The U.S. Department of Education made an “arbitrary and capricious” decision when it decided last year to delay an Obama-era rule that would change the way states monitor how minority students are identified and served in special education, a federal judge in Washington has ruled.
U.S. District Court Judge Tanya Chutkan’sMarch 7 vacated the Education Department’s delaying action because, she ruled, it is in violation of the Administrative Procedure Act. That statute governs how federal agencies propose and implement regulations.
The decision is a win for the Council for Parent Advocates and Attorneys, which sued the Education Department after it announced the delay last June. COPAA said that putting the rules on hold would cut down on the number of districts that would be required to review their policies, practices, and procedures around special education identification and services for minority students.

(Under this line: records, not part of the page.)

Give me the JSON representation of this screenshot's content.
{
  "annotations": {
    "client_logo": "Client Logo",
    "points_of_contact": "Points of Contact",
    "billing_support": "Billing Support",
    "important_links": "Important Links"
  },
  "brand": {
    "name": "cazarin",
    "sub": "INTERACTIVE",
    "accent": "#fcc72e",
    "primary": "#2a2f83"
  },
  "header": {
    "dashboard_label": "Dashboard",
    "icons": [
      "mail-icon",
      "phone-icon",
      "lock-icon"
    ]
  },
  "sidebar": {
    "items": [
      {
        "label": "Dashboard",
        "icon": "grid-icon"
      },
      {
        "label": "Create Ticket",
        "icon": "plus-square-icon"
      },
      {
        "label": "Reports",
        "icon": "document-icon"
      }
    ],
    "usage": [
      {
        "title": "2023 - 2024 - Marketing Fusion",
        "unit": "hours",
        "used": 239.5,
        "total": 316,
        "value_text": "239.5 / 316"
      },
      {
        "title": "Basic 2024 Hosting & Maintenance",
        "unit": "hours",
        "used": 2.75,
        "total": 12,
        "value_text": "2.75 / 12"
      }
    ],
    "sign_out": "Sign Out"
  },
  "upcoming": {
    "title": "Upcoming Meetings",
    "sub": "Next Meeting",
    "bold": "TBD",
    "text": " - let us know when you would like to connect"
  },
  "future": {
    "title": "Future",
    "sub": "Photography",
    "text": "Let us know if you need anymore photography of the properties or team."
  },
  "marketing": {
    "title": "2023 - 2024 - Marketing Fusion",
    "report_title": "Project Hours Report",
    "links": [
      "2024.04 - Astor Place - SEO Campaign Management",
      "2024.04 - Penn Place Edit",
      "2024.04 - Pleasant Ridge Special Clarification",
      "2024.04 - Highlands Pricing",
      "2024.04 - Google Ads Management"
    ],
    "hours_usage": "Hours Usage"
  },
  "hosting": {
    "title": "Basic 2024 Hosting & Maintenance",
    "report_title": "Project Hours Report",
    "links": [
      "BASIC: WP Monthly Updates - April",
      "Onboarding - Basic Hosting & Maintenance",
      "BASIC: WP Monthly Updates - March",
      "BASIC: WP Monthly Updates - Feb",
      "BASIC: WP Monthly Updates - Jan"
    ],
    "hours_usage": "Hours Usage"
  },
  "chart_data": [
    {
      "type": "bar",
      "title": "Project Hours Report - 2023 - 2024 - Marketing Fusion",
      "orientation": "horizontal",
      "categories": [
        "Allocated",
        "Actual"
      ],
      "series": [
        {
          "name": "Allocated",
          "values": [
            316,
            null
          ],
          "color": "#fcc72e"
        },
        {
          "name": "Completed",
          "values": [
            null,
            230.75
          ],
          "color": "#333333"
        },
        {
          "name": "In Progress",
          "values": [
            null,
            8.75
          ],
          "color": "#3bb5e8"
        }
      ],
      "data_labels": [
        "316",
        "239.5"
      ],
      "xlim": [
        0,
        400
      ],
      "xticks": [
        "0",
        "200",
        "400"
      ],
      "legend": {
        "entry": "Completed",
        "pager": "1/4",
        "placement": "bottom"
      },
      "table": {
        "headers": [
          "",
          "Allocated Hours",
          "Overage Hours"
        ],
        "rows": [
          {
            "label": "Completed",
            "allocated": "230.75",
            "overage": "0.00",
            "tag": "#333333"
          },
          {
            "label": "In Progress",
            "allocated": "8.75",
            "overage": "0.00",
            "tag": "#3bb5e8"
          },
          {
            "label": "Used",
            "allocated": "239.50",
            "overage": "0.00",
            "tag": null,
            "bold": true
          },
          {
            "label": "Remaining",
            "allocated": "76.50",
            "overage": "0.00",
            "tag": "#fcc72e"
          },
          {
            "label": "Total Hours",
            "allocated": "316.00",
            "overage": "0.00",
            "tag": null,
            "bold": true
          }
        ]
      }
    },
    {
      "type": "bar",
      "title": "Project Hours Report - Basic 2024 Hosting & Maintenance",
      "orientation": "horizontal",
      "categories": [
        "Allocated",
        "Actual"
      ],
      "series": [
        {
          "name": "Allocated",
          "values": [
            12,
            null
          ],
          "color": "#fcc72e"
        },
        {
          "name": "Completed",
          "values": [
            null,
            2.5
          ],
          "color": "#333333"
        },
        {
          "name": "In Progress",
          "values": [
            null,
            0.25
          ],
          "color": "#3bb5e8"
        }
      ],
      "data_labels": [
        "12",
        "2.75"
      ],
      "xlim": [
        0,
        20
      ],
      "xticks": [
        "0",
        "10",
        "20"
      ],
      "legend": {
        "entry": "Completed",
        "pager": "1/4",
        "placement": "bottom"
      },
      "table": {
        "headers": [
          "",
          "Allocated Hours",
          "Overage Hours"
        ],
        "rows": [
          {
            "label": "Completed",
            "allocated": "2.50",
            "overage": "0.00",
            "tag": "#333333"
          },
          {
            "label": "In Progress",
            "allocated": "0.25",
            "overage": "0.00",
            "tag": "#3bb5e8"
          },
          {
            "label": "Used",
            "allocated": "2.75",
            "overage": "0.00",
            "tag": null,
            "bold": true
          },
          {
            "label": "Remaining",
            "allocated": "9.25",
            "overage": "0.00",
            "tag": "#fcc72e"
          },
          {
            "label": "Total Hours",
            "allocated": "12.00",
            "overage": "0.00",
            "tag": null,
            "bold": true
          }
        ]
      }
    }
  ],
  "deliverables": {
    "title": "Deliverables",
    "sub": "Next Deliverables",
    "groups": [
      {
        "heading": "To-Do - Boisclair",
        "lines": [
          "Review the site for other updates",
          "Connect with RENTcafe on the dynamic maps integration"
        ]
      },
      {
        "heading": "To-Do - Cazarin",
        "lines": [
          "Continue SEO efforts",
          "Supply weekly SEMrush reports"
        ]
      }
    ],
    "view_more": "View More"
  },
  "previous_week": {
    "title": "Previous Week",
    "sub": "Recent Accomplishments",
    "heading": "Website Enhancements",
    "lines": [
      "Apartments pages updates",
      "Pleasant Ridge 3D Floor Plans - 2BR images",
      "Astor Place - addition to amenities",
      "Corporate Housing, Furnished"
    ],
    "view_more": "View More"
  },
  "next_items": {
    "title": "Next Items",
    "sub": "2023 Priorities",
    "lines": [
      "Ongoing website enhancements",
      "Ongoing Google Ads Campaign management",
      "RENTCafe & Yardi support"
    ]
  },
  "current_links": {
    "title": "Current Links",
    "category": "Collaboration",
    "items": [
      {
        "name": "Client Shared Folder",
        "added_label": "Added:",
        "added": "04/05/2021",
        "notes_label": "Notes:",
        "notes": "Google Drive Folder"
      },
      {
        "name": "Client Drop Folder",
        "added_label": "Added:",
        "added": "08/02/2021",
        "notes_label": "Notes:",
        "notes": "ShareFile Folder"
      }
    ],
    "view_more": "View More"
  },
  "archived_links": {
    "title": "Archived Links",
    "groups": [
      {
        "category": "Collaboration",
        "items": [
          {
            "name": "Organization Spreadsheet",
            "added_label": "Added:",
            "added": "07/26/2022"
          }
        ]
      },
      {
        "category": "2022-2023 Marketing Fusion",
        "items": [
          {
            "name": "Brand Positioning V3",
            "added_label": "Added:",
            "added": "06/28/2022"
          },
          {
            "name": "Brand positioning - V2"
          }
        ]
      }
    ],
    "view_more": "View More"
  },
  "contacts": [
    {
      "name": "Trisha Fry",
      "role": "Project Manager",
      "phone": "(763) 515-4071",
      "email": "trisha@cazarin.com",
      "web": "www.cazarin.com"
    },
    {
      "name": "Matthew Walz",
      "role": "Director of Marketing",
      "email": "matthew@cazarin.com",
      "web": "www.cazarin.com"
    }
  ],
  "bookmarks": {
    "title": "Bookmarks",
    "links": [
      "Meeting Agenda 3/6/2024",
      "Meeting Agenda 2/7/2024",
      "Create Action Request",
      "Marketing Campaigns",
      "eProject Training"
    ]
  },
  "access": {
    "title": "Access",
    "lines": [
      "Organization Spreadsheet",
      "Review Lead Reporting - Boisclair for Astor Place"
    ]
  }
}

“Today is a victory for children, especially children of color and others who are at risk for being inappropriately identified for special education,” said COPAA’s executive director, Denise Marshall, in a statement.
Education Department spokeswoman Elizabeth Hill said the department is reviewing the ruling.
Thethat are at the center of this decision are complex. The political moves around them are complicated, as well.
The Individuals with Disabilities in Education Act requires states to monitor how districts identify minority students for special education, discipline them, or place them in restrictive settings. Districts found to have “significant disproportionality” in one or more of these areas must set aside 15 percent of their federal special education funding to spend on remedies.
The law says that states are in charge of determining how significant a problem must be before it merits the set-aside. And, just a fraction of the nation’s school districts have ever been identified as having problems severe enough to require a federal set-aside.
The Obama administration aimed to change that. Implemented in December 2016, in the last weeks of President Barack Obama’s second term, the rule would have created a more consistent, standardized evaluation process. As a result, more school districts around the country were expected to have to use part of their federal funds on remedying significant disproportionality.
When the department, under Secretary of Education Betsy DeVos, announced the delay, it said that “we are concerned the 2016 significant disproportionality regulations could result in de facto quotas, which in turn could result in a denial of services based on a child’s ethnic or racial status/group. The secretary is concerned that the regulations will create an environment where children in need of special education and related services do not receive those services because of the color of their skin.”
In her ruling last week, however, the judge said that the Education Department already thoroughly examined the concerns around quotas back in 2016, when it put the rule in place. The department can’t just decide to reject those conclusions two years later, she indicated in her decision.
“The government did not explain why it had changed its position that the 2016 safeguards would be effective. Instead, it concluded that the 2016 regulations could incentivize the use of quotas—a conclusion that was contrary to and inconsistent with its prior determination,” the ruling stated.
This is a second reversal for the Education Department on a policy connected to students with disabilities. In 2018, the Education Department’s office for civil rights started closing hundreds of disability-related complaints, following new guidelines that said such cases would be dismissed when they represent a pattern of complaints against multiple recipients.
The office enforces laws such as the Americans with Disabilities Act and Section 504 of the Rehabilitation Act of 1973, both of which prohibit public entities from discriminating against individuals based on disability. It also enforces Title IX, which prohibits discrimination based on sex, and other laws that prohibit discrimination based on age, race, color, or national origin.
Facing a lawsuit from advocates, the department changed that policy in November to get rid of the “pattern of complaints” dismissal guidelines. It also committed to conducting investigations of complaints that were previously dismissed under the policy change.
Clashes With Advocates
Many special education advocates have been highly critical of DeVos, starting from her confirmation hearing when she faced pointed questioning about the IDEA and seemed at first to suggest that states could follow the federal law at their discretion. (The IDEA is not discretionary law.)
In 2017, as a part of an administration-wide effort to sweep away “outdated, unnecessary or ineffective regulations,” the Education Department identified dozens of pieces of guidance that should be eliminated. Most of the documents were simply old and had expired, but the reaction in some corners was furious.
The Education Department responded to that by releasing an explanation of just why those particular documents were targeted for elimination.
A version of this article appeared in the March 13, 2019 edition of Education Week as Feds Can’t Delay Special Education Bias Rule, Judge Says